Ah, so a composer offering his services for free is working for free (Which is a bad thing apparantly) but a programmer who does the same isn't working as programming is just a hobby (and thus its cool). (That was quite frankly insulting)
I don't think that is what Moritz was advocating or saying and I know it wasn't what I was saying. The difference is hobby vs. commercial teams (regardless of how small). If a hobby team wants to put out a game for free and it's a labor of love - I see no problem with that. If that same hobby team approaches me and asks me to work for free simply because they all did then it becomes my choice. But in my own experience I've had teams come to me and actually request free audio, without deferred pay or profit shares but were hoping to release the game commercially. That's what we're arguing against and sadly audio industry noobs sometimes reinforce the perception that audio should be free by offering up their services in hopes of getting some work on their resume. My point is they should put some kind of tangible value on their time and craft instead of offering it for 100% free.
Creating something is work by definition, alot of people in almost all creative fields work for free for various reasons (It could be that its just a hobby for them, it could be because its for a charitable cause, or a number of other reasons). (Look up the definition of work, creating something is work by definition even if there is no compensation for the work)
Sure anytime we create anything we're working on it. So perhaps instead of using the term "work: it would be clearer to you to use the term "usage."
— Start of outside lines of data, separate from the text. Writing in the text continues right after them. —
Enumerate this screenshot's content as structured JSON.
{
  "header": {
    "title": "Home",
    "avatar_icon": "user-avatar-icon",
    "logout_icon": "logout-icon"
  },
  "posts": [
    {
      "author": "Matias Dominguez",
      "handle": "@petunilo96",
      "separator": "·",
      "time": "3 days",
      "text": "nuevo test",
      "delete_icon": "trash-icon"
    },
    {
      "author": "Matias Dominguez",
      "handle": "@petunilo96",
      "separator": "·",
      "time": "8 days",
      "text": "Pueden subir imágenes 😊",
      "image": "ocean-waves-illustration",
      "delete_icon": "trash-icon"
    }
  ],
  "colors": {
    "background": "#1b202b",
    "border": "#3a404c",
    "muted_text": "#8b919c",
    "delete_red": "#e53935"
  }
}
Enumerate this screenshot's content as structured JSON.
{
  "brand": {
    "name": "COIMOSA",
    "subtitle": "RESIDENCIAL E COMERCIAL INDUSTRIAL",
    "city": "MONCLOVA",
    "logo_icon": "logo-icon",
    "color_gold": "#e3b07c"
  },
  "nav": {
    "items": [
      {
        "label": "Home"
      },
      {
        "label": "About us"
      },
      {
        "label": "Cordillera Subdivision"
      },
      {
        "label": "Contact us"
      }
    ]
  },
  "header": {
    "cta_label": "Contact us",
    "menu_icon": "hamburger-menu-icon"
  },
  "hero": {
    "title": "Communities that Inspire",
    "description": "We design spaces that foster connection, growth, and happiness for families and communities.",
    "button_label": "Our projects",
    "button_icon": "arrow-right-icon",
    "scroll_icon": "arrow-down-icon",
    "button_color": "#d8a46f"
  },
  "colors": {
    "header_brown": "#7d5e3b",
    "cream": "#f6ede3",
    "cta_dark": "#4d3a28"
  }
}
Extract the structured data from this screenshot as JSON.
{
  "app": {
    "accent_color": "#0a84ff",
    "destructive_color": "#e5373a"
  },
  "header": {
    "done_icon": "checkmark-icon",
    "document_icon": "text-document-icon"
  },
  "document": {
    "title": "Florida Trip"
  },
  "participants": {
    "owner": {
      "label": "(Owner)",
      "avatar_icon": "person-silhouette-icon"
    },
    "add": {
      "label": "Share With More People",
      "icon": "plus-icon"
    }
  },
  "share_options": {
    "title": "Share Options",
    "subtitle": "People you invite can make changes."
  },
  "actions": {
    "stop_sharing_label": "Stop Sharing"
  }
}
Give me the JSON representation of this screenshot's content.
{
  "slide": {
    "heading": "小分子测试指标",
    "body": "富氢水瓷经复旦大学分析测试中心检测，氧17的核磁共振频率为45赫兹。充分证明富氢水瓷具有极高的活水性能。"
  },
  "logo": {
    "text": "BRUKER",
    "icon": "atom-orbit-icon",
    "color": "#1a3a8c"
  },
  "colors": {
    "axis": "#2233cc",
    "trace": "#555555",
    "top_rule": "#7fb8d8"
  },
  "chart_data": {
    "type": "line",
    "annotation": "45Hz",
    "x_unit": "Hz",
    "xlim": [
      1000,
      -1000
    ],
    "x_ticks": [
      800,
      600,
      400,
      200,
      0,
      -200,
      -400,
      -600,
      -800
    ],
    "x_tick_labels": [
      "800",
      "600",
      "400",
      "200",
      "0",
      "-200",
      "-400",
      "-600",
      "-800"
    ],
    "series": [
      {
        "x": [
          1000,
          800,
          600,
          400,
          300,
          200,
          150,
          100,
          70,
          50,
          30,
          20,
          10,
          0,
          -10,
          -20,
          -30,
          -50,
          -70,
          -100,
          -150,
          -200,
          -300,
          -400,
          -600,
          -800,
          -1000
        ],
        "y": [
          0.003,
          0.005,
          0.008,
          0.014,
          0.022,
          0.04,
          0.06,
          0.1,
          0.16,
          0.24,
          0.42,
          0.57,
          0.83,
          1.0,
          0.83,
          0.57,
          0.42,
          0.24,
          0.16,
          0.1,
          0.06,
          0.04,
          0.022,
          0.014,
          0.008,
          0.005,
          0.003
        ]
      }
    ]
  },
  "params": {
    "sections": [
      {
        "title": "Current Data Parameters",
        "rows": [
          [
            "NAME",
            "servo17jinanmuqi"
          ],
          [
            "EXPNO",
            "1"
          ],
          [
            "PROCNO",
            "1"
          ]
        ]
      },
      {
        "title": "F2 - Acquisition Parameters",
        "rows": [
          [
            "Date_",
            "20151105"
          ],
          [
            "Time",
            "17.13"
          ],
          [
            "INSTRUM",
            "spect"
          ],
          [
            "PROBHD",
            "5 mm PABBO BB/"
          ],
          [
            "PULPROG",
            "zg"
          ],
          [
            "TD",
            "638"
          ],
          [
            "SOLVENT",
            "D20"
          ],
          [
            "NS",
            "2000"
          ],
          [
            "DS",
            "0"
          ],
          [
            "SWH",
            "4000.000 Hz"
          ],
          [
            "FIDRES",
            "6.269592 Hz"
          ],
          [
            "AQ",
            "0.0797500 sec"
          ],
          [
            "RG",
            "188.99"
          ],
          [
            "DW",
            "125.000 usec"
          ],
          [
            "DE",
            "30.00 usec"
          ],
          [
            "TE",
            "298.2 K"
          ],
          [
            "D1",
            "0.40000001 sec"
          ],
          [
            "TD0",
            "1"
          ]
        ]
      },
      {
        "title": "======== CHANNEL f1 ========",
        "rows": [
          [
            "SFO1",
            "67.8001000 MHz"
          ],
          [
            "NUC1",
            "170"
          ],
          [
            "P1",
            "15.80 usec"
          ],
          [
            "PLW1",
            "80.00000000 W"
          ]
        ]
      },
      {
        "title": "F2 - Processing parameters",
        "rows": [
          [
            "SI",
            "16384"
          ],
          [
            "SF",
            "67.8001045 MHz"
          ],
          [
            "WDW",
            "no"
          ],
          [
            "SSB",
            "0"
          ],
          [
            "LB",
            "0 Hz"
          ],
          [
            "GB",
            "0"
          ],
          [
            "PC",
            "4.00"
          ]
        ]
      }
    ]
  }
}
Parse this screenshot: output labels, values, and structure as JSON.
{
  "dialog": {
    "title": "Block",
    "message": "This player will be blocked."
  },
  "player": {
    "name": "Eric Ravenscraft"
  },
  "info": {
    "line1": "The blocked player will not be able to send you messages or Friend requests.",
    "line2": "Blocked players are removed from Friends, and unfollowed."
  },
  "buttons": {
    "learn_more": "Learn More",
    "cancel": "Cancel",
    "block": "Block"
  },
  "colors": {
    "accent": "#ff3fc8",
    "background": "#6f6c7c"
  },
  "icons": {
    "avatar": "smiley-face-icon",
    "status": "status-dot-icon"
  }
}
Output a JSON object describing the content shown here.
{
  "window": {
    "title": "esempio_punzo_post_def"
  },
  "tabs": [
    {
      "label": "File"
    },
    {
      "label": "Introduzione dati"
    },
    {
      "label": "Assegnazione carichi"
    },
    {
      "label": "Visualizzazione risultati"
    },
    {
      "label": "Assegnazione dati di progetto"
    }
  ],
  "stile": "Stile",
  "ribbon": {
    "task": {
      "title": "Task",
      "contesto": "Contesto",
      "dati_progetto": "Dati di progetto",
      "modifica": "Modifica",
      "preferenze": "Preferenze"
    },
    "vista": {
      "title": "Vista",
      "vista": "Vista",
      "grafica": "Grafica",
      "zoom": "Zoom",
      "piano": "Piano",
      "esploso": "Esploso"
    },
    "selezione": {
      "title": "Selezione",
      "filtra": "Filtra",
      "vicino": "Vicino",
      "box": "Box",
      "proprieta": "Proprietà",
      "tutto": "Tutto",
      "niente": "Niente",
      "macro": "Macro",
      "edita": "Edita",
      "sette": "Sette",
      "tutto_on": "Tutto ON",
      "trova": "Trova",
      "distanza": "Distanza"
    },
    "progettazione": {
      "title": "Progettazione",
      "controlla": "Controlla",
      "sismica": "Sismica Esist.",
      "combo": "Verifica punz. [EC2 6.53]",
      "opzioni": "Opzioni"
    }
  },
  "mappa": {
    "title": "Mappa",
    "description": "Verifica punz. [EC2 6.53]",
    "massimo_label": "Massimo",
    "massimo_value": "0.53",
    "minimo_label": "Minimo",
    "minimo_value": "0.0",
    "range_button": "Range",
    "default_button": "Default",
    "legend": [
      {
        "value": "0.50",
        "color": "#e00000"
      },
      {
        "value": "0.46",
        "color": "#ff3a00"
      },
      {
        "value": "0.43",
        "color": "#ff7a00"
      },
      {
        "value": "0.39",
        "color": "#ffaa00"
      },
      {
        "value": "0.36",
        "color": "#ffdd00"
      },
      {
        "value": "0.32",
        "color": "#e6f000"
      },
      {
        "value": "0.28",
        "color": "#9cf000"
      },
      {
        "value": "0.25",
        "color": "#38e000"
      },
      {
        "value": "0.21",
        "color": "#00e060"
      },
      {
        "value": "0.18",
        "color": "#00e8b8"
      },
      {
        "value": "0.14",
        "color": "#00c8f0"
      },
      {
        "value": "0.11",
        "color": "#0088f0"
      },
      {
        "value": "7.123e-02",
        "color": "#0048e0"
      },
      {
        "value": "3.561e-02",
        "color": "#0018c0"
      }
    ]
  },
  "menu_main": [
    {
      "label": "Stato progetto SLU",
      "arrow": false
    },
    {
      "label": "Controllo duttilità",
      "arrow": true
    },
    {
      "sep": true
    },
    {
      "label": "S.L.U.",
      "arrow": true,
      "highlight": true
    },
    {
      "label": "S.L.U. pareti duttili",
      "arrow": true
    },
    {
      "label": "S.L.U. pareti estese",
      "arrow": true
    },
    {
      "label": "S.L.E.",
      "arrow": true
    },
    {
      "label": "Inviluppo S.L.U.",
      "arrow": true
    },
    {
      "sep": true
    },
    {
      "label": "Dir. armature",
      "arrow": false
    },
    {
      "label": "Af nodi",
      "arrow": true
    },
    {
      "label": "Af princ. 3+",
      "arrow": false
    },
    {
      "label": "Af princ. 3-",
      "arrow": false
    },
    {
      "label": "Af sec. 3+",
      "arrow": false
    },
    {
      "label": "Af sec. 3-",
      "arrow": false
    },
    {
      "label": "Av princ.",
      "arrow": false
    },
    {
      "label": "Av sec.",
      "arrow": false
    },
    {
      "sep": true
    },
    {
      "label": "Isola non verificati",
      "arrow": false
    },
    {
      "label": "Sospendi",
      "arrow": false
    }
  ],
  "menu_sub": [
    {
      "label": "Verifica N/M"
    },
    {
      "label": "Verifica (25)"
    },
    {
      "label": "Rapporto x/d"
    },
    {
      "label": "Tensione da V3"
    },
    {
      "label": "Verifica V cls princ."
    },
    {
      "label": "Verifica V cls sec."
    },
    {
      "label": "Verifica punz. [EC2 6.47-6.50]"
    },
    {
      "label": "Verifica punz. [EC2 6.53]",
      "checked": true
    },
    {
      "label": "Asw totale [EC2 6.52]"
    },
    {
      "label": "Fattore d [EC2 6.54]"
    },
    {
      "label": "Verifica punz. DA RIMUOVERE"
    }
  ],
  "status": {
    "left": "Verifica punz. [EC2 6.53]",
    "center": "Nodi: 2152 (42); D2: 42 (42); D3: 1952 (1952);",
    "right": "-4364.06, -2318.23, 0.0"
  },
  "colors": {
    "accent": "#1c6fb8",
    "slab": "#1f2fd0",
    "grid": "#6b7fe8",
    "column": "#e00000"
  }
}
But again we're discussing hobby (free) teams and projects vs. commercial projects that have retail aims. Frankly I don't really care how the deal is set up but I'd prefer that folks working on commercial projects stand to earn something for their time and craft. And yes this applies to all disciplines, not just audio.
The price of goods and services is set by the market, supply and demand, expecting people to charge or pay "industry standard rates" on a global market is silly as there is no such thing as a standard rate on a global market, If people are willing to work for less than you are you need to raise your quality or lower your prices to compensate. Trying to form a composer cartel is not a viable solution.
I think you've misunderstood my point. There IS
an industry standard or perhaps a better label is industry range. Of course the industry range differs project to project based on several items: especially what kind of device will the game be launched on. For example my rates differ for an iOS game vs. a PS3/Xbox 360 title. Nobody is creating a composer cartel, please, give me a break! Have you seen anyone in this thread actually say X is what you can charge?! No! All I've said is charge something
. In the past I've suggested other ideas besides just monetary compensation. For example it could be an exchange of services like: "I create the score for the game and you create a new website for me."
The point I keep driving home is audio folks should charge SOMETHING for their time and craft so clients understand there's a tangible value tied to it.
The industry standard (or range) is seen in every kind of market and you even stated that "the price of goods and services is set by the market, supply and demand."
Completely agree and the industry standard or range I've seen is based on many composers and clients discussing what they've spent on various kinds of audio. Of course that cost can range drastically from indie to AAA level projects and what kind(s) of devices it's there but to say the industry standard doesn't exist at all is wrong. Finally, just because there IS an industry standard it doesn't mean you have to charge that rate. For example I work closely with my clients to figure out what their budget is and then present options to fit within it. I don't just say "oh well, sorry, I charge 10X that amount. Bye!" Nobody is saying that the industry standard (or range) is law and written in stone but understanding what is the "norm" in the audio industry can help someone create appropriate rates based on your experience, target clients and skill level.
If people are willing to work for less than you are you need to raise your quality or lower your prices to compensate.
Let me stress this point, again, I have no issue with someone charging less than me. I know for a fact that I'm more expensive than some but cheaper than others. My rates are based on my credentials and skill level as well as what I've found clients are usually willing to pay. I only object to someone charging nothing
which, in my experience, doesn't do anything to promote the audio industry on the professional level.